For the records below, give the number of lines that include the string "Authentication". Nothing else belongs in the answer.

• _The data_
++++++

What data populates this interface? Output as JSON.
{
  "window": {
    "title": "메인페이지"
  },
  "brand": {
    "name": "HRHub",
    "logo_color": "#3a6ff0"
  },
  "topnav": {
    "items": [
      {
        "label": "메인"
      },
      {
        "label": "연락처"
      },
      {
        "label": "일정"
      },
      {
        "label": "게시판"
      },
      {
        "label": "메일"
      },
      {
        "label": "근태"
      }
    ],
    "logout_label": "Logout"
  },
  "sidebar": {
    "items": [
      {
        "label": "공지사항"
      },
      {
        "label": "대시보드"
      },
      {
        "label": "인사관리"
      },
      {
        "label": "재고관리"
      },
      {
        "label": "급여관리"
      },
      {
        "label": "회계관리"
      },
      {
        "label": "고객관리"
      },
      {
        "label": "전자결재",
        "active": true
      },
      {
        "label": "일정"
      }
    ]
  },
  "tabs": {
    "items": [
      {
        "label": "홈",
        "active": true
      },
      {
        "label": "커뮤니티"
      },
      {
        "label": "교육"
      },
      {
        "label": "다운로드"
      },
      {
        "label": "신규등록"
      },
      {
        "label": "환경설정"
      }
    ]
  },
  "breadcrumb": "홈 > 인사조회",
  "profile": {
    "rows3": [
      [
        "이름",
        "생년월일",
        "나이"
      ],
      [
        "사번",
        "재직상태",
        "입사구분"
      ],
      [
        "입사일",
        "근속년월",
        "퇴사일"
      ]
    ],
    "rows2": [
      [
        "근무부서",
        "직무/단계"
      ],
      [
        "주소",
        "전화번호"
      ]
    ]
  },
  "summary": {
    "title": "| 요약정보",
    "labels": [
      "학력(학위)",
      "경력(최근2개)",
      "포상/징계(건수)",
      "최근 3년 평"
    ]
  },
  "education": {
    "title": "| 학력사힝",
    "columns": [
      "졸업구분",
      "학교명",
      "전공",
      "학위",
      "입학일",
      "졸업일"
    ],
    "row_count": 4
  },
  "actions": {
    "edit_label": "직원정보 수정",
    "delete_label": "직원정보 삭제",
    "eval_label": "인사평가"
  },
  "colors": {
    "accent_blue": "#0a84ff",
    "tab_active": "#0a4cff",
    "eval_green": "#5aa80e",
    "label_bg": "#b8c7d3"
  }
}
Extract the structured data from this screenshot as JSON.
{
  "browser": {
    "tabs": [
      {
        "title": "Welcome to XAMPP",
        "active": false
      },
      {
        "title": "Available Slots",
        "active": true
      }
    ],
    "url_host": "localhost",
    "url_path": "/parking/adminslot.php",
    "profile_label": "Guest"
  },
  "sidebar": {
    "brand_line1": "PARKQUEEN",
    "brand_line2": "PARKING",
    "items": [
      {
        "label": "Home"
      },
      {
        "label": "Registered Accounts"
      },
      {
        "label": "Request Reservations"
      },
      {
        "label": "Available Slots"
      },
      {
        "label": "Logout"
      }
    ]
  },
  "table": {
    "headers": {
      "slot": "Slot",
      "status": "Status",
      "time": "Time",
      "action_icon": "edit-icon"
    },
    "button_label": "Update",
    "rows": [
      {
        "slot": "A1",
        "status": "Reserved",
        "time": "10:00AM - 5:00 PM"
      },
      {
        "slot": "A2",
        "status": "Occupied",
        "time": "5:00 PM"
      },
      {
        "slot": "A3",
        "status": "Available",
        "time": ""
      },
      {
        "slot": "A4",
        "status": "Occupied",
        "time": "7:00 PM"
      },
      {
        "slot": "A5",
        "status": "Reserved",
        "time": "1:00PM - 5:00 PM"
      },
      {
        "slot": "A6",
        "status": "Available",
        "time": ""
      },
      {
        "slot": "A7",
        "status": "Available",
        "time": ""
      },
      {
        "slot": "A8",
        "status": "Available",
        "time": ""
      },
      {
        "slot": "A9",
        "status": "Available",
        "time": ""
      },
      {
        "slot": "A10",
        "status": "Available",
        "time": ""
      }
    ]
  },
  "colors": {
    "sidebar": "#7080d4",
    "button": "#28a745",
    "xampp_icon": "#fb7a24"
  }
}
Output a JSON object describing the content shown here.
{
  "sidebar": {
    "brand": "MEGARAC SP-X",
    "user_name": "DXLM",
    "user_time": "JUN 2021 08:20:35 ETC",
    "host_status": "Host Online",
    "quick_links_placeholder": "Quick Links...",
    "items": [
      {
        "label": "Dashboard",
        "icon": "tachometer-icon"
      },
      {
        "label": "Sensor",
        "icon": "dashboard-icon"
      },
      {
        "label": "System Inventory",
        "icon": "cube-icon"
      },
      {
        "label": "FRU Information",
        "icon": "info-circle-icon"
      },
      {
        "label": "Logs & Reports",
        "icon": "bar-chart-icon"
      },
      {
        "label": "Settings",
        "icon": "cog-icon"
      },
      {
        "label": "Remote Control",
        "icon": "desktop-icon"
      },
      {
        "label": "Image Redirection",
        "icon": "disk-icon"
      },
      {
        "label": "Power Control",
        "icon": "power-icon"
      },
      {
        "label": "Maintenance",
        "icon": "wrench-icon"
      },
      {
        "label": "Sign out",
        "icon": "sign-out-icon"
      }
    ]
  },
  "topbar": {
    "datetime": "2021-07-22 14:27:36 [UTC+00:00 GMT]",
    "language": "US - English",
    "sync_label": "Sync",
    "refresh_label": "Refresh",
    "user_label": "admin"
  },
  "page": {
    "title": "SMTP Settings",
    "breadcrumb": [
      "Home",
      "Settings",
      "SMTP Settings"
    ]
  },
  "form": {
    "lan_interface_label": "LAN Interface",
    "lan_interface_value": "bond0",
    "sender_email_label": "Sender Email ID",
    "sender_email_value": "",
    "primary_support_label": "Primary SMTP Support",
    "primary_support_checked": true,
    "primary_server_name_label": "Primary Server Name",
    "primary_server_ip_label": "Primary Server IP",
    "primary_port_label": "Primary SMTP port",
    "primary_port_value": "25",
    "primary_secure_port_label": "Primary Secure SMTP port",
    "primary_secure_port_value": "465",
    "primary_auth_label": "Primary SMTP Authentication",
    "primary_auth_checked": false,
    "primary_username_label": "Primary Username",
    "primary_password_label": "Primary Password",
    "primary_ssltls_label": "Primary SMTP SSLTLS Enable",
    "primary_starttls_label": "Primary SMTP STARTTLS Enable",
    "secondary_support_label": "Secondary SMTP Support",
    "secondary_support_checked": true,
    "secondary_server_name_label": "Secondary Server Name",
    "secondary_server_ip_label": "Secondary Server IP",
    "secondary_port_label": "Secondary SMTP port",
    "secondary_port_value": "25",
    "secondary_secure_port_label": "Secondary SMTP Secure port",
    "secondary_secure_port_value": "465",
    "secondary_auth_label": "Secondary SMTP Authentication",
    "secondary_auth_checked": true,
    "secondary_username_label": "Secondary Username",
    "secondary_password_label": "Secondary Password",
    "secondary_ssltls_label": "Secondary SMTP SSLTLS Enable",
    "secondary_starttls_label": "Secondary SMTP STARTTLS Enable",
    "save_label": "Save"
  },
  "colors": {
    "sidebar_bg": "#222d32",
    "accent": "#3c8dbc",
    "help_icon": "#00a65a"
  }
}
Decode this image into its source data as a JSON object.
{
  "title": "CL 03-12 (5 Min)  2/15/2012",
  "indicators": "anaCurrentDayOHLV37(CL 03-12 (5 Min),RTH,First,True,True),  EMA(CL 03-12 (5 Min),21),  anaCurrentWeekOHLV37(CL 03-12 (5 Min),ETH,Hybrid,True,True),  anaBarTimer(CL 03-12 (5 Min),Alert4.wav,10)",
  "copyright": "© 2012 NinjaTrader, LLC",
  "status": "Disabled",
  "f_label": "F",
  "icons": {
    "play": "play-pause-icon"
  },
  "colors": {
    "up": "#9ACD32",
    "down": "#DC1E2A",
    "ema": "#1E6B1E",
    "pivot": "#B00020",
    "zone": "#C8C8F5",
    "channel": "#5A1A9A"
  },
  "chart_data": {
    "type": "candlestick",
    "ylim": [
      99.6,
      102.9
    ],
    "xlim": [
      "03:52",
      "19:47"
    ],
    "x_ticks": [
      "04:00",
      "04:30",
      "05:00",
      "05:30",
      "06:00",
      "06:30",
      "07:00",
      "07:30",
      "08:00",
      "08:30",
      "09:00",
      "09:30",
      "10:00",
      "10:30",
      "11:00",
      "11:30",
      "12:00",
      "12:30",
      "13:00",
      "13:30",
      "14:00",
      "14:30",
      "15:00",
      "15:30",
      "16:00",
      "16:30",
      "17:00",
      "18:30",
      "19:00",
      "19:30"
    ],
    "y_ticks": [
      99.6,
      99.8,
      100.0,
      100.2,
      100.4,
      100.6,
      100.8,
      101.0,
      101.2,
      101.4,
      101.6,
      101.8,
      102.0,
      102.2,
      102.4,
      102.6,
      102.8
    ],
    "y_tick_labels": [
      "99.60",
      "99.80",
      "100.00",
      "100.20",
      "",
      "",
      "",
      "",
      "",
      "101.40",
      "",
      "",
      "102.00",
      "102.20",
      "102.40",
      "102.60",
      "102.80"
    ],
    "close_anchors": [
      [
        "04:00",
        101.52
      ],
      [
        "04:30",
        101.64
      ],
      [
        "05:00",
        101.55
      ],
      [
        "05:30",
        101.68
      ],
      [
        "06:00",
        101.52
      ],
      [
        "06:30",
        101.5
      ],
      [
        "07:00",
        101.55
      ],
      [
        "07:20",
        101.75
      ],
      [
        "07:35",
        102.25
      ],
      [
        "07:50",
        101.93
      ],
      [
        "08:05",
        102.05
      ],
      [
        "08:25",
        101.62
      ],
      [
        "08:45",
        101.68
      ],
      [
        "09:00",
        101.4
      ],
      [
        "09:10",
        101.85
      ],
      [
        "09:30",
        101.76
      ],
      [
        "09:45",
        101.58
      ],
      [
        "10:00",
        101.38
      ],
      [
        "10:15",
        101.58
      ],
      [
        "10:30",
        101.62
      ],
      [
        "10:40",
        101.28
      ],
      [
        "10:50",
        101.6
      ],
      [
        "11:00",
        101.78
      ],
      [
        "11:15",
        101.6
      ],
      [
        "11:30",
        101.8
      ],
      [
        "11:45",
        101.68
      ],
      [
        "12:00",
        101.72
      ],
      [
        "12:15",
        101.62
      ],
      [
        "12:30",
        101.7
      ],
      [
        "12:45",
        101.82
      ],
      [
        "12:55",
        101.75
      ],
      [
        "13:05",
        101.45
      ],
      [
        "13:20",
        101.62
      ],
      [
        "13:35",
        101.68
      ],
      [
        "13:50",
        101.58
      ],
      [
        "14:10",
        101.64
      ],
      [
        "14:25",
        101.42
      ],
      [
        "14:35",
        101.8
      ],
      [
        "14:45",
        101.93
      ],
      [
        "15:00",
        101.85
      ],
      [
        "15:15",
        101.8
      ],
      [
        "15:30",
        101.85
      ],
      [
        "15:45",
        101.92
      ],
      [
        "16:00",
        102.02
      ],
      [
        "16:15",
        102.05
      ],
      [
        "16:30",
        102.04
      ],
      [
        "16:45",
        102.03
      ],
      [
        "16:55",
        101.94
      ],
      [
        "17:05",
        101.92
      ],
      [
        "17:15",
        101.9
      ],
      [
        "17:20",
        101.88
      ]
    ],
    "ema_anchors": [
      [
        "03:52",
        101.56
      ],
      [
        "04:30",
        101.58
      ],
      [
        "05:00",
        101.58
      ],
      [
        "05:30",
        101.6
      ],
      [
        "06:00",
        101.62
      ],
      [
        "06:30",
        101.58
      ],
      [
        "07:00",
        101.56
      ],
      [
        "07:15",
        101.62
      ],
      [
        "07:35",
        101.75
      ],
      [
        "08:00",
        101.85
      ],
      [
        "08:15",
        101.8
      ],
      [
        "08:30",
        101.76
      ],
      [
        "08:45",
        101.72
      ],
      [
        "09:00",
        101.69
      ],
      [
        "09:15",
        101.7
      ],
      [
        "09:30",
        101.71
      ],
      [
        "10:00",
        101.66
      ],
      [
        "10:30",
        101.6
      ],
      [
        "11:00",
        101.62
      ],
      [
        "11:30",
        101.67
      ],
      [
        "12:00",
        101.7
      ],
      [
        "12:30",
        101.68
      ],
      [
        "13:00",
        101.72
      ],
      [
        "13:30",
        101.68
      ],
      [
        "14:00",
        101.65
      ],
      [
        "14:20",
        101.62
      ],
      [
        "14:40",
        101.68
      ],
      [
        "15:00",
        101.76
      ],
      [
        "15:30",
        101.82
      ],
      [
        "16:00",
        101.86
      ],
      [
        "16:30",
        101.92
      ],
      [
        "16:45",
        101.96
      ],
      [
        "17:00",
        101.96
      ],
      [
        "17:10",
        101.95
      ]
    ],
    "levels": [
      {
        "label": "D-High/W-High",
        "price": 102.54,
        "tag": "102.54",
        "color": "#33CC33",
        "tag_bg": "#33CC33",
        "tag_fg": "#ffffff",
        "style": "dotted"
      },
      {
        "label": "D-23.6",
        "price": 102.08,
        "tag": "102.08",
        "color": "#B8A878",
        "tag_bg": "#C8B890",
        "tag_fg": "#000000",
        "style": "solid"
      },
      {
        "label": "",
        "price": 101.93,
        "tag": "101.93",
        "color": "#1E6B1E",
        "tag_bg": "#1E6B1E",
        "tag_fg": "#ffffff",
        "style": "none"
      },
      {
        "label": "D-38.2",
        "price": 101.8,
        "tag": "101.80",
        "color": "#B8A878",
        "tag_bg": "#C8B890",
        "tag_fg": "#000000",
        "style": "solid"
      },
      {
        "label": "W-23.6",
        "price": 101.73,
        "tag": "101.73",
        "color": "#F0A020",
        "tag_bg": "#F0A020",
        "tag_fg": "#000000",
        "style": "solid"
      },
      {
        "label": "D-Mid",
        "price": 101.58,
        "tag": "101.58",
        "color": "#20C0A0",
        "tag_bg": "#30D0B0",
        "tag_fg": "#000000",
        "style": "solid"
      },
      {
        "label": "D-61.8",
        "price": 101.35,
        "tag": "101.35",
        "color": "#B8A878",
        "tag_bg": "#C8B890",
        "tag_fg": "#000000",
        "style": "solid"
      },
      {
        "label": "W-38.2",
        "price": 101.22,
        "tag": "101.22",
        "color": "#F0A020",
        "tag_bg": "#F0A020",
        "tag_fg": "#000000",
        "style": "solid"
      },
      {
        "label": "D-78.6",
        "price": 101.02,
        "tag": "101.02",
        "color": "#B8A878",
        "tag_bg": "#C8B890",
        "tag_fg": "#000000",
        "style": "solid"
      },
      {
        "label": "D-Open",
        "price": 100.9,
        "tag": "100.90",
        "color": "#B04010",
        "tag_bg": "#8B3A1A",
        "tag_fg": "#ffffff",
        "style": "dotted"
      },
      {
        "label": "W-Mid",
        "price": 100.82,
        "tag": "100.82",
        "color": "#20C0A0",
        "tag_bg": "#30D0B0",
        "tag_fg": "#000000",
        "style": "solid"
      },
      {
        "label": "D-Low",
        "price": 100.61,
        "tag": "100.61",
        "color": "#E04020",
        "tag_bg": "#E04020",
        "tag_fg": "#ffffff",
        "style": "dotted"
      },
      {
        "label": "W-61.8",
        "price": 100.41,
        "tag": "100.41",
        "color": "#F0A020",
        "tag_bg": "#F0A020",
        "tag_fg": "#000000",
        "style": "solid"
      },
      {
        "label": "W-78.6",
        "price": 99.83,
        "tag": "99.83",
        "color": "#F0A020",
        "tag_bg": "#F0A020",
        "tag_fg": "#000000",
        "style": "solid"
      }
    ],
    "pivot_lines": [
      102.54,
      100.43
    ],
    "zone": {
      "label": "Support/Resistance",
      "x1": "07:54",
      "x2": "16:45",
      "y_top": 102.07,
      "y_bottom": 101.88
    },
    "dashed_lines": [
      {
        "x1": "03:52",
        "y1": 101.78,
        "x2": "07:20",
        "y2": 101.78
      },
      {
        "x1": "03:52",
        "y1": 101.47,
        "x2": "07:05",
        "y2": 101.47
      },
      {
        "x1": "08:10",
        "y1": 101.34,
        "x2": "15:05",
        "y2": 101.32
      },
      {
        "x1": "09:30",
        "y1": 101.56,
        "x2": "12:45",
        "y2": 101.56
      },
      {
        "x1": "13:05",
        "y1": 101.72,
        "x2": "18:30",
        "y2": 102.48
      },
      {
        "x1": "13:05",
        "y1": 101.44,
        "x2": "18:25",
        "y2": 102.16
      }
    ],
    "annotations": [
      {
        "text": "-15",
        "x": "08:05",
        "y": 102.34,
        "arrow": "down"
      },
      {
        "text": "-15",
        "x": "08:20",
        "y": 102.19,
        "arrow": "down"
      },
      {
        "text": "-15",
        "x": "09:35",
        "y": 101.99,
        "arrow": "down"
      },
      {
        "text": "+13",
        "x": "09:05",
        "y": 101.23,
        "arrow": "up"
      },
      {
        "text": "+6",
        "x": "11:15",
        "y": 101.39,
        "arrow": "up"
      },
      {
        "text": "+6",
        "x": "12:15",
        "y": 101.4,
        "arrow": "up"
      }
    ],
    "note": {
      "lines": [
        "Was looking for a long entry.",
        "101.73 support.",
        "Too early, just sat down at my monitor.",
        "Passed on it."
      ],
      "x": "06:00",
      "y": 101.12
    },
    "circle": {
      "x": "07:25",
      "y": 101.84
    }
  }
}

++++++

• _Solution for this problem_
2